Skip to comments.STS-107 Columbia Journal - Live updates of space shuttle tragedy from Florida Today
Posted on 02/01/2003 10:02:08 AM PST by HAL9000Edited on 05/07/2004 6:04:05 PM PDT by Jim Robinson. [history]
Welcome to our journal chronicling the landing of space shuttle Columbia as it ends a 16-day science mission. Landing is scheduled for Saturday morning, Feb. 1, at Kennedy Space Center. See more coverage on our mission page or read more news on our space page.
(Excerpt) Read more at floridatoday.com ...
1:28 p.m. EST, Feb. 1, 2003
Administrator O'Keefe is honoring the crew now.
"They dedicated their lives to pushing the scientific challenges for all of us here on Earth. They dedicated themselves to that objective and did it with a happy heart and great enthusiasm. The loss of this valiant crew is something we will never get over."

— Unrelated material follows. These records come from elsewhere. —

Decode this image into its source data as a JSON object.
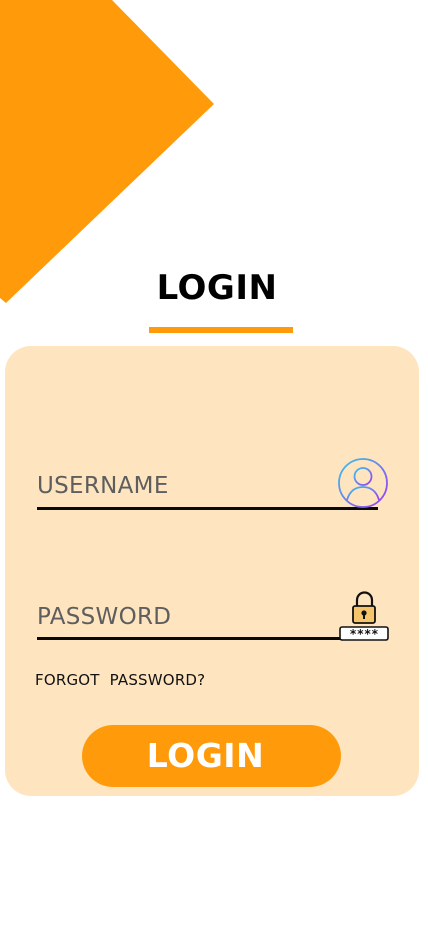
{
  "header": {
    "title": "LOGIN"
  },
  "form": {
    "username_label": "USERNAME",
    "password_label": "PASSWORD",
    "password_icon_text": "****",
    "forgot_password": "FORGOT  PASSWORD?",
    "submit_label": "LOGIN"
  },
  "icons": {
    "user": "user-avatar-icon",
    "password": "padlock-password-icon",
    "decoration": "orange-diamond-shape"
  },
  "colors": {
    "accent": "#ff9b0a",
    "card_background": "#fee5c0",
    "text": "#000000",
    "field_label": "#5e5e5e",
    "button_text": "#ffffff",
    "user_icon_gradient_start": "#36c4f0",
    "user_icon_gradient_end": "#a23cf0",
    "lock_body": "#f6c46a"
  }
}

1:26 p.m. EST, Feb. 1, 2003
Administrator O'Keefe says a full technical briefing will come at 3 p.m. EST at the Johnson Space Center in Houston. He is advising people in Texas and Louisiana who believe they have spotted debris to stay away from it but report it to authorities.
1:23 p.m. EST, Feb. 1, 2003

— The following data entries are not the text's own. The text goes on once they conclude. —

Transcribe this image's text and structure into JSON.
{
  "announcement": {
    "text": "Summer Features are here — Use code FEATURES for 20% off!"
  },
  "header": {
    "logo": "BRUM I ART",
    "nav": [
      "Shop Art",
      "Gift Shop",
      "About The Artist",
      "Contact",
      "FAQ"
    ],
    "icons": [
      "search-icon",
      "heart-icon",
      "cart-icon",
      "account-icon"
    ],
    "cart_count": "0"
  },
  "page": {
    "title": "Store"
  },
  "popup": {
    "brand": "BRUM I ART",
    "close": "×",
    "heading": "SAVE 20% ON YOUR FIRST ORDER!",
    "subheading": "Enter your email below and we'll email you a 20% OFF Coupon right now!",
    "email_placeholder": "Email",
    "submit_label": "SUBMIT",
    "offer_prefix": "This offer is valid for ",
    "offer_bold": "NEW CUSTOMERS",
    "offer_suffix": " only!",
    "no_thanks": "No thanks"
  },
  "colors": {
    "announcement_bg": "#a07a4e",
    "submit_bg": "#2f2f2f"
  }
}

NASA Administrator Sean O'Keefe says this is a tragic day for NASA. President Bush has talked with the astronauts family members. He and O'Keefe have promised them an immediate and complete investigation of what happened and the quickest possible recovering of their loved ones' remains.
He downplayed any speculation of terrorism.

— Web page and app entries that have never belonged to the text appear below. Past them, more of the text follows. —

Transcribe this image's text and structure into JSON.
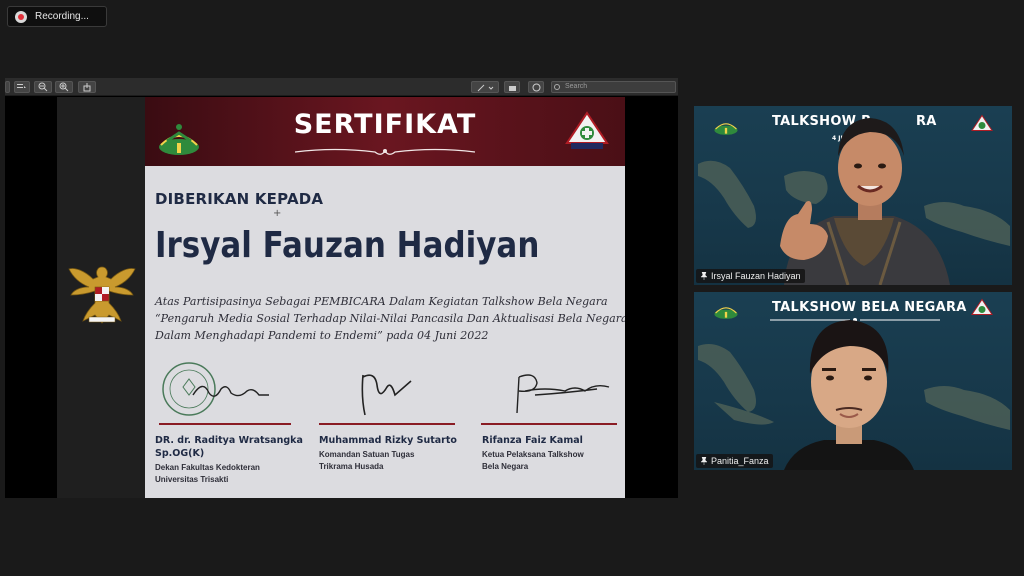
{
  "recording": {
    "label": "Recording..."
  },
  "viewer": {
    "search_placeholder": "Search"
  },
  "certificate": {
    "title": "SERTIFIKAT",
    "given_to": "DIBERIKAN KEPADA",
    "recipient": "Irsyal Fauzan Hadiyan",
    "body_lines": [
      "Atas Partisipasinya Sebagai PEMBICARA Dalam Kegiatan Talkshow Bela Negara",
      "“Pengaruh Media Sosial Terhadap Nilai-Nilai Pancasila Dan Aktualisasi Bela Negara",
      "Dalam Menghadapi Pandemi to Endemi” pada 04 Juni 2022"
    ],
    "signatories": [
      {
        "name_line1": "DR. dr. Raditya Wratsangka",
        "name_line2": "Sp.OG(K)",
        "role_line1": "Dekan Fakultas Kedokteran",
        "role_line2": "Universitas Trisakti"
      },
      {
        "name_line1": "Muhammad Rizky Sutarto",
        "role_line1": "Komandan Satuan Tugas",
        "role_line2": "Trikrama Husada"
      },
      {
        "name_line1": "Rifanza Faiz Kamal",
        "role_line1": "Ketua Pelaksana Talkshow",
        "role_line2": "Bela Negara"
      }
    ],
    "accent": "#8a1c24",
    "header_color": "#5a1219",
    "text_color": "#1f2a44"
  },
  "participants": [
    {
      "name": "Irsyal Fauzan Hadiyan",
      "heading": "TALKSHOW B",
      "heading_tail": "RA",
      "date": "4 JU"
    },
    {
      "name": "Panitia_Fanza",
      "heading": "TALKSHOW BELA NEGARA"
    }
  ]
}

"We have no indication that the mishap was caused by anyone or anything on the ground."
An independent team is being assembled immediately to investigate.
1:19 p.m. EST, Feb. 1, 2003
Still no administrator, but it is being said here that he might still be with family members of the crew.
12:59 p.m. EST, Feb. 1, 2003
Howard McCurdy, professor of public affairs at American University in Washington, who has written several books about NASA management, history and space policy, says any speculation about terrorism is far-fetched.
"It's certainly something you think of, but it would be highly unlikely to occur."
Something mechanical with he vehicle or the general risks of spaceflight and re-entering the Earth's atmosphere are much more likely, he said.
However, he was most focused on the immediate shock to America's space program - and most importantly the family members of the seven crew members aboard the ship.
"It's just tragic. The most immediate concern is the astronauts and their families."
12:52 p.m. EST, Feb. 1, 2003
NASA Administrator Sean O'Keefe is only going to issue a statement at his 1 p.m. EST news conference here at Kennedy Space Center, where he had come to watch the landing. He will not take questions at this time.